Liam Fox's "Buy Brexit" award criterion is a political, not cultural fit

After my post yesterday about the Department of International Trade "Buy Brexit" award criteria and some discussions on twitter I have come to the conclusion that the award criterion is one of political instead of cultural fit. While the section is called "cultural fit", its content has nothing to do with culture. The full notice can be found here, but let's look at the actual text:

Cultural fit criteria

Be focussed enough to stick to the task at hand and not be side-tracked in a vast and quick-moving field
Be committed and hard-working, to deliver under time pressures
Be enthused by the prospect of working at the frontline in such an exciting and dynamic area
Be committed to the best possible outcome for the United Kingdom following its departure from the European Union

The first three could easily have gone into selection (if applicable) or, if referring to the actual team delivering the contract either to the award criteria (where they appear to be) or to the contract as boiler plate performance clauses. I have the impression this is a small value contract subject to Regulation 111 of the Public Contracts Regulation 2015 which offers some flexibility.

As award criteria they are a poor choice, not helped by the also questionable (though legal) use of an interview to assess the bids. They are unclear, not objective and not easily measurable. Frankly they do not really help on the decision making. Plus, with an interview it is easy to be swayed by the most persuasive interviewee - even though said person may or may not be on the actual delivery team. It is not an approach I would suggest.

But the real problem is the final criteria on this "cultural fit" section. It has nothing to do with culture of the contractor but all with is political views. The Department of International Trade is effectively asking - and assessing - if each bidder is a "Brexiteer in good standing." This is illegal in two (maybe three) counts.

First, it is not connected with the subject matter of the contract (the litmus test for award criteria). The political views of the contractor or its employees are irrelevant for the purposes of assessing the merits of the bid being put forward. As such, it falls foul of Regulation 111 of the Public Contracts Regulations 2015.  This is, therefore, an illegal award criterion and one that should be called out for what it is: a "political fit" requirement. It is as illegal as requesting bidders to be affiliated with† a political party or based in local councils controlled by said party.

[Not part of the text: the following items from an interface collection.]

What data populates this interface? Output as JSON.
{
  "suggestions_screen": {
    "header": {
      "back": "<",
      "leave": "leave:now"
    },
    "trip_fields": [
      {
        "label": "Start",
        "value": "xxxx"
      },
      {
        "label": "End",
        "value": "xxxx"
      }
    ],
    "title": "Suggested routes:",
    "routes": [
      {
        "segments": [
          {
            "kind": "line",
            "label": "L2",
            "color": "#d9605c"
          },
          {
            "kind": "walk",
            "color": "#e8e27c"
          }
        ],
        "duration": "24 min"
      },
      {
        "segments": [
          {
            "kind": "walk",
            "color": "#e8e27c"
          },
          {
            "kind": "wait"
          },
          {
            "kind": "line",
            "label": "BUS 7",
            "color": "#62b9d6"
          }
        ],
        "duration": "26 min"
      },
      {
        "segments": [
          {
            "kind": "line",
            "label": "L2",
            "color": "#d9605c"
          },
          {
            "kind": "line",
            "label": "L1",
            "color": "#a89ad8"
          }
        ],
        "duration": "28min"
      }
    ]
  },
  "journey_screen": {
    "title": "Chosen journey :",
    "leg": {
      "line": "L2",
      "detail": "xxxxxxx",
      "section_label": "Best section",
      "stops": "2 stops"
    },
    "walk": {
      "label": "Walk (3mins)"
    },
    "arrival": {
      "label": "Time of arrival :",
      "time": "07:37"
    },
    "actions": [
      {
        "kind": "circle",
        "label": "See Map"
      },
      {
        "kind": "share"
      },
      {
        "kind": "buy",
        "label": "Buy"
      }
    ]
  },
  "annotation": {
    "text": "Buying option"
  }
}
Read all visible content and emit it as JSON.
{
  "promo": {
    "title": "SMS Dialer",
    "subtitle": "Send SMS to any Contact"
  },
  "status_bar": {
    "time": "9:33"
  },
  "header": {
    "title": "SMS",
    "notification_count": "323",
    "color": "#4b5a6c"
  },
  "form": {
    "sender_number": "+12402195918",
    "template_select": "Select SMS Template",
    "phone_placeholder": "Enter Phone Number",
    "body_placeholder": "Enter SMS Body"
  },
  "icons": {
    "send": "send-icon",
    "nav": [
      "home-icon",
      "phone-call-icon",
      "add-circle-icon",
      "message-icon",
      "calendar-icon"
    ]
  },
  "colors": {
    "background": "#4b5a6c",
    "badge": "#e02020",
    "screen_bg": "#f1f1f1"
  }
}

Then there is an issue of timing. The contract is to be fully delivered by the end of March 2017 but the criterion requires the contractor to "[b]e committed to the best possible outcome for the United Kingdom following its departure from the European Union." Well, we have not left yet and it is uncertain if once the process of Article 50 TFEU starts if it is revocable or not. So it appears the criterion is also disconnected from the contract subject by binding bidders to views on outcomes which may or may not happen in the future.

Finally, it is unclear if the contract is covered by EU public procurement rules or principles (which depend on value and also on the certainty of cross-border interest). If it is, then not awarding a contract to a bidder just because of an individual or institutional political views would also constitute a discriminatory award criteria.

Bottom line: let's call this criterion for what it is: a political, not cultural fit.